Given the records that follow, return each one verbatim.

** Opening Data extracts block **

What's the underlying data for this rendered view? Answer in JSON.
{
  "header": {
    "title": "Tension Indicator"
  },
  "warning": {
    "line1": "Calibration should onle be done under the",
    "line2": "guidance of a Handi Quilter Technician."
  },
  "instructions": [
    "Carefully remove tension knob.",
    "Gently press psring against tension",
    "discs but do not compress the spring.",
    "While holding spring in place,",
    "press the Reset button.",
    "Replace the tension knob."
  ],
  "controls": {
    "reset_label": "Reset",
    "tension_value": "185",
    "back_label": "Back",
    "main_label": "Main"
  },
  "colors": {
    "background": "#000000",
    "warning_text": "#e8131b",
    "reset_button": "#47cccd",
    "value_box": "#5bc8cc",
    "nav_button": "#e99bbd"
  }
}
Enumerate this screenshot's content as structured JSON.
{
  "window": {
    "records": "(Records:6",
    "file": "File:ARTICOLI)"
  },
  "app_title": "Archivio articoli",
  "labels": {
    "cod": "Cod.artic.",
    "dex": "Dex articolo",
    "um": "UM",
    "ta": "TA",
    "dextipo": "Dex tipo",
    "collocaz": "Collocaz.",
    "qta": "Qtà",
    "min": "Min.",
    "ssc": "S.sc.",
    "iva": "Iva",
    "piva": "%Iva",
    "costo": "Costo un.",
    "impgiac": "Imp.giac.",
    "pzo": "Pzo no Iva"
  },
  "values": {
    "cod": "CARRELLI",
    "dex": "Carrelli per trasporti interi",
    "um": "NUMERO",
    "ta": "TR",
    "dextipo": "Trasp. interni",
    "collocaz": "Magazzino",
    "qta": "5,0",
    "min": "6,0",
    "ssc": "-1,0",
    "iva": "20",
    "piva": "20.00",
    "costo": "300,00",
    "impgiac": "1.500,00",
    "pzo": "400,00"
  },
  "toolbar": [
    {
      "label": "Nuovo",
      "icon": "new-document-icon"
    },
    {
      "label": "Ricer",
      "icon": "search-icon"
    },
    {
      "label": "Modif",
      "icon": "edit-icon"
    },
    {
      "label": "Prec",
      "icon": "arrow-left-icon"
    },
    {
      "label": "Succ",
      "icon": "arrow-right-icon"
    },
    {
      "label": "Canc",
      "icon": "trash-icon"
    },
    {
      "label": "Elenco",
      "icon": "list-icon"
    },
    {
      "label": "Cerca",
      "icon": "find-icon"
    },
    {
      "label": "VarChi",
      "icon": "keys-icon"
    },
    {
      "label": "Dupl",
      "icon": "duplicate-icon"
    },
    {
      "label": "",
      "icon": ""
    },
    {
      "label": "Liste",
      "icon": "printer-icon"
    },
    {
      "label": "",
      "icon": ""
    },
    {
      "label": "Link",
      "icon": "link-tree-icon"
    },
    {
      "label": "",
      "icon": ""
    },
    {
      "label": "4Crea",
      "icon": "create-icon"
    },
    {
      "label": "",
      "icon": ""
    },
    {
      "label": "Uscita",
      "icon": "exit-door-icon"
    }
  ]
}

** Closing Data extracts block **

▶ **Exercise output**
What's the underlying data for this rendered view? Answer in JSON.
{
  "header": {
    "title": "Tension Indicator"
  },
  "warning": {
    "line1": "Calibration should onle be done under the",
    "line2": "guidance of a Handi Quilter Technician."
  },
  "instructions": [
    "Carefully remove tension knob.",
    "Gently press psring against tension",
    "discs but do not compress the spring.",
    "While holding spring in place,",
    "press the Reset button.",
    "Replace the tension knob."
  ],
  "controls": {
    "reset_label": "Reset",
    "tension_value": "185",
    "back_label": "Back",
    "main_label": "Main"
  },
  "colors": {
    "background": "#000000",
    "warning_text": "#e8131b",
    "reset_button": "#47cccd",
    "value_box": "#5bc8cc",
    "nav_button": "#e99bbd"
  }
}
Enumerate this screenshot's content as structured JSON.
{
  "window": {
    "records": "(Records:6",
    "file": "File:ARTICOLI)"
  },
  "app_title": "Archivio articoli",
  "labels": {
    "cod": "Cod.artic.",
    "dex": "Dex articolo",
    "um": "UM",
    "ta": "TA",
    "dextipo": "Dex tipo",
    "collocaz": "Collocaz.",
    "qta": "Qtà",
    "min": "Min.",
    "ssc": "S.sc.",
    "iva": "Iva",
    "piva": "%Iva",
    "costo": "Costo un.",
    "impgiac": "Imp.giac.",
    "pzo": "Pzo no Iva"
  },
  "values": {
    "cod": "CARRELLI",
    "dex": "Carrelli per trasporti interi",
    "um": "NUMERO",
    "ta": "TR",
    "dextipo": "Trasp. interni",
    "collocaz": "Magazzino",
    "qta": "5,0",
    "min": "6,0",
    "ssc": "-1,0",
    "iva": "20",
    "piva": "20.00",
    "costo": "300,00",
    "impgiac": "1.500,00",
    "pzo": "400,00"
  },
  "toolbar": [
    {
      "label": "Nuovo",
      "icon": "new-document-icon"
    },
    {
      "label": "Ricer",
      "icon": "search-icon"
    },
    {
      "label": "Modif",
      "icon": "edit-icon"
    },
    {
      "label": "Prec",
      "icon": "arrow-left-icon"
    },
    {
      "label": "Succ",
      "icon": "arrow-right-icon"
    },
    {
      "label": "Canc",
      "icon": "trash-icon"
    },
    {
      "label": "Elenco",
      "icon": "list-icon"
    },
    {
      "label": "Cerca",
      "icon": "find-icon"
    },
    {
      "label": "VarChi",
      "icon": "keys-icon"
    },
    {
      "label": "Dupl",
      "icon": "duplicate-icon"
    },
    {
      "label": "",
      "icon": ""
    },
    {
      "label": "Liste",
      "icon": "printer-icon"
    },
    {
      "label": "",
      "icon": ""
    },
    {
      "label": "Link",
      "icon": "link-tree-icon"
    },
    {
      "label": "",
      "icon": ""
    },
    {
      "label": "4Crea",
      "icon": "create-icon"
    },
    {
      "label": "",
      "icon": ""
    },
    {
      "label": "Uscita",
      "icon": "exit-door-icon"
    }
  ]
}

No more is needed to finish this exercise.